**Directions for this task:** The whole listing, exactly as given: write it out, leaving out each image.

**Source information:**

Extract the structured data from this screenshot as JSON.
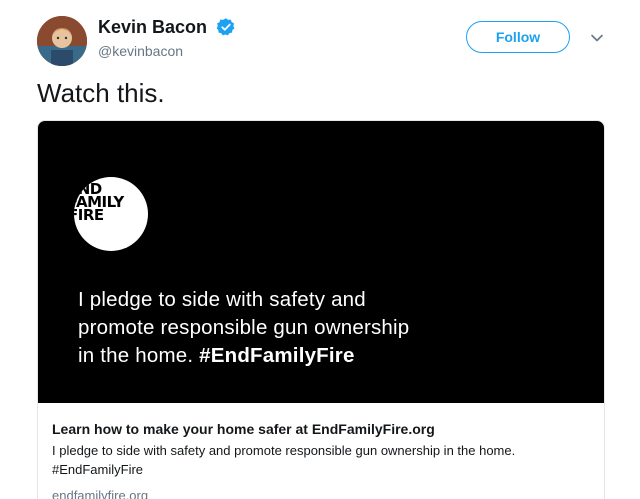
{
  "author": {
    "display_name": "Kevin Bacon",
    "username": "@kevinbacon",
    "verified": true
  },
  "actions": {
    "follow_label": "Follow"
  },
  "tweet": {
    "text": "Watch this."
  },
  "card": {
    "media": {
      "logo_lines": [
        "END",
        "FAMILY",
        "FIRE"
      ],
      "lines": [
        "I pledge to side with safety and",
        "promote responsible gun ownership"
      ],
      "line3_prefix": "in the home. ",
      "hashtag": "#EndFamilyFire"
    },
    "title": "Learn how to make your home safer at EndFamilyFire.org",
    "description_lines": [
      "I pledge to side with safety and promote responsible gun ownership in the home.",
      "#EndFamilyFire"
    ],
    "domain": "endfamilyfire.org"
  },
  "colors": {
    "accent": "#1da1f2",
    "text_primary": "#14171a",
    "text_secondary": "#657786",
    "border": "#e1e8ed",
    "media_background": "#000000"
  },
  "icons": {
    "verified": "verified-badge-icon",
    "more": "chevron-down-icon"
  }
}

**Output for this exercise:**
Extract the structured data from this screenshot as JSON.
{
  "author": {
    "display_name": "Kevin Bacon",
    "username": "@kevinbacon",
    "verified": true
  },
  "actions": {
    "follow_label": "Follow"
  },
  "tweet": {
    "text": "Watch this."
  },
  "card": {
    "media": {
      "logo_lines": [
        "END",
        "FAMILY",
        "FIRE"
      ],
      "lines": [
        "I pledge to side with safety and",
        "promote responsible gun ownership"
      ],
      "line3_prefix": "in the home. ",
      "hashtag": "#EndFamilyFire"
    },
    "title": "Learn how to make your home safer at EndFamilyFire.org",
    "description_lines": [
      "I pledge to side with safety and promote responsible gun ownership in the home.",
      "#EndFamilyFire"
    ],
    "domain": "endfamilyfire.org"
  },
  "colors": {
    "accent": "#1da1f2",
    "text_primary": "#14171a",
    "text_secondary": "#657786",
    "border": "#e1e8ed",
    "media_background": "#000000"
  },
  "icons": {
    "verified": "verified-badge-icon",
    "more": "chevron-down-icon"
  }
}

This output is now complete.